The owner of a faulty amusement park ride that killed an eight-year-old girl in Adelaide claimed to have received training on the machine in Australia before it had actually arrived in the country.
C J And Sons Amusement director Jenny-Lee Sullivan has testified via video link on the second day of the inquest into the death of Adelene Leong, who was catapulted out of the AirMaxx 360 ride at the 2014 Royal Adelaide Show at 100km/h after slipping out of her safety harness.
Ms Sullivan had noted in the ride's safety logbook that she had undergone training in Australia on April 3, 2013.
Under questioning on Thursday, she conceded this was not possible as the ride had yet to be imported from Spain and was not assembled until May.
Ms Sullivan said she had been "shown how to do it" with the manufacturer in Spain in 2012 and that she must have undergone training in Australia at a later date.
The Adelaide Coroners Court also heard that an email was sent from an account used by both Ms Sullivan and her partner and co-director Clinton Watkins to the manufacturer in Spain regarding problems with the harness locking into place.
"We cannot get this ride operating like it should be, we are having lots of problems with the air (pressure vessels)," one email read.
Ms Sullivan says she did not receive training on how to maintain the ride, nor witness the training of the ride operator, ascribing responsibility for both to Mr Watkins.
Before the Royal Adelaide Show accident the ride was linked to 22 injuries at the Royal Melbourne Show in 2013.
That included a neck injury to a nine-year-old girl who required an ambulance.
Worksafe Victoria subsequently advised that the safe minimum height for patrons should be increased from 120cm to 130cm, but at following events the ride reverted to the old limit.
"I was under the (impression) that it should be just for the remainder of the (Royal Melbourne) show," Ms Sullivan said.
"It's a family ride, I wanted it to be fun for the whole family."
The manufacturer's recommended height minimum was 140cm, which Ms Sullivan conceded she was aware of at one point.
She earlier spoke on how certification for the machine was delayed because she was waiting on engineering consultant Brian Bradley, now deceased, who had been unable to certify pressure vessels essential to the safe function of the ride to Australian standards.

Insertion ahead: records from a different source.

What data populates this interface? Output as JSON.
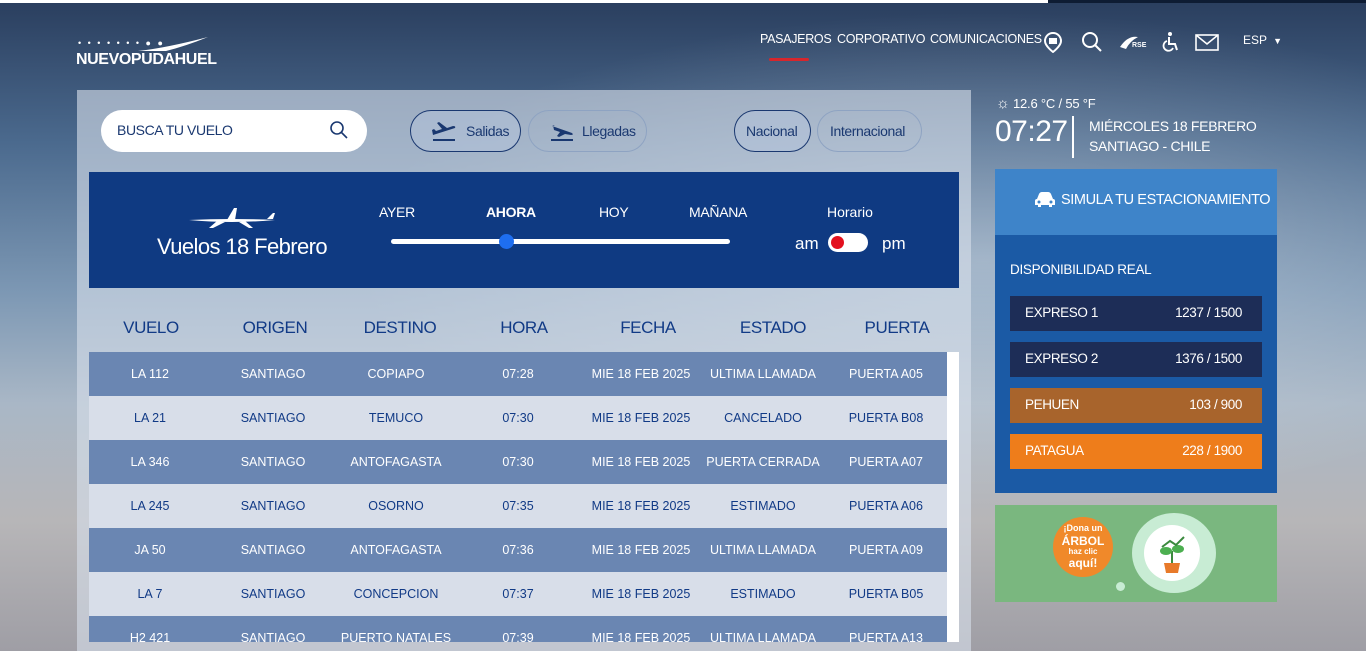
{
  "brand": {
    "logo_text": "NUEVOPUDAHUEL"
  },
  "nav": {
    "items": [
      "PASAJEROS",
      "CORPORATIVO",
      "COMUNICACIONES"
    ],
    "active": "PASAJEROS",
    "icons": [
      "location-icon",
      "search-icon",
      "rse-icon",
      "accessibility-icon",
      "mail-icon"
    ],
    "rse_label": "RSE",
    "language": "ESP"
  },
  "search": {
    "placeholder": "BUSCA TU VUELO"
  },
  "filters": {
    "departures": "Salidas",
    "arrivals": "Llegadas",
    "national": "Nacional",
    "international": "Internacional"
  },
  "banner": {
    "title": "Vuelos 18 Febrero",
    "timeline": [
      "AYER",
      "AHORA",
      "HOY",
      "MAÑANA"
    ],
    "timeline_active": "AHORA",
    "schedule_label": "Horario",
    "am": "am",
    "pm": "pm"
  },
  "table": {
    "headers": [
      "VUELO",
      "ORIGEN",
      "DESTINO",
      "HORA",
      "FECHA",
      "ESTADO",
      "PUERTA"
    ],
    "rows": [
      [
        "LA 112",
        "SANTIAGO",
        "COPIAPO",
        "07:28",
        "MIE 18 FEB 2025",
        "ULTIMA LLAMADA",
        "PUERTA A05"
      ],
      [
        "LA 21",
        "SANTIAGO",
        "TEMUCO",
        "07:30",
        "MIE 18 FEB 2025",
        "CANCELADO",
        "PUERTA B08"
      ],
      [
        "LA 346",
        "SANTIAGO",
        "ANTOFAGASTA",
        "07:30",
        "MIE 18 FEB 2025",
        "PUERTA CERRADA",
        "PUERTA A07"
      ],
      [
        "LA 245",
        "SANTIAGO",
        "OSORNO",
        "07:35",
        "MIE 18 FEB 2025",
        "ESTIMADO",
        "PUERTA A06"
      ],
      [
        "JA 50",
        "SANTIAGO",
        "ANTOFAGASTA",
        "07:36",
        "MIE 18 FEB 2025",
        "ULTIMA LLAMADA",
        "PUERTA A09"
      ],
      [
        "LA 7",
        "SANTIAGO",
        "CONCEPCION",
        "07:37",
        "MIE 18 FEB 2025",
        "ESTIMADO",
        "PUERTA B05"
      ],
      [
        "H2 421",
        "SANTIAGO",
        "PUERTO NATALES",
        "07:39",
        "MIE 18 FEB 2025",
        "ULTIMA LLAMADA",
        "PUERTA A13"
      ]
    ]
  },
  "weather": {
    "text": "12.6 °C / 55 °F"
  },
  "clock": {
    "time": "07:27",
    "date": "MIÉRCOLES 18 FEBRERO",
    "location": "SANTIAGO - CHILE"
  },
  "parking": {
    "title": "SIMULA TU ESTACIONAMIENTO",
    "availability_label": "DISPONIBILIDAD REAL",
    "lots": [
      {
        "name": "EXPRESO 1",
        "value": "1237 / 1500",
        "color": "#1d2d57"
      },
      {
        "name": "EXPRESO 2",
        "value": "1376 / 1500",
        "color": "#1d2d57"
      },
      {
        "name": "PEHUEN",
        "value": "103 / 900",
        "color": "#a8642c"
      },
      {
        "name": "PATAGUA",
        "value": "228 / 1900",
        "color": "#ee7d1b"
      }
    ]
  },
  "tree_promo": {
    "line1": "¡Dona un",
    "line2": "ÁRBOL",
    "line3": "haz clic",
    "line4": "aquí!"
  }
}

Ms Sullivan said she had lost patience and "did my own research", approaching an alternative option in Ian Anderson in late 2013.
"He told me (the pressure vessels) were fine," she said. "He put a sticker on it."
In a statement to the court, Mr Anderson denied he had certified the ride and claimed Ms Sullivan believed he was being "pedantic".
He said he told her he "couldn't certify the air vessels because there was a lack of documentation".
Ms Sullivan was also questioned on the Victorian address she used to undertake plant registration in Victoria, where rides can undergo an online assessment.
She was uncertain what address she used but suggested it was her sister's.
The court heard that Mr Bradley had sent Ms Sullivan an application to apply for design registration in NSW, where she had bought a home.
Counsel assisting the coroner Sally Giles asked why Mr Bradley had sent her NSW documentation when she had told the court that he had recommended she undertake plant certification in Victoria.
Ms Sullivan said she did not ask.
The inquest continues.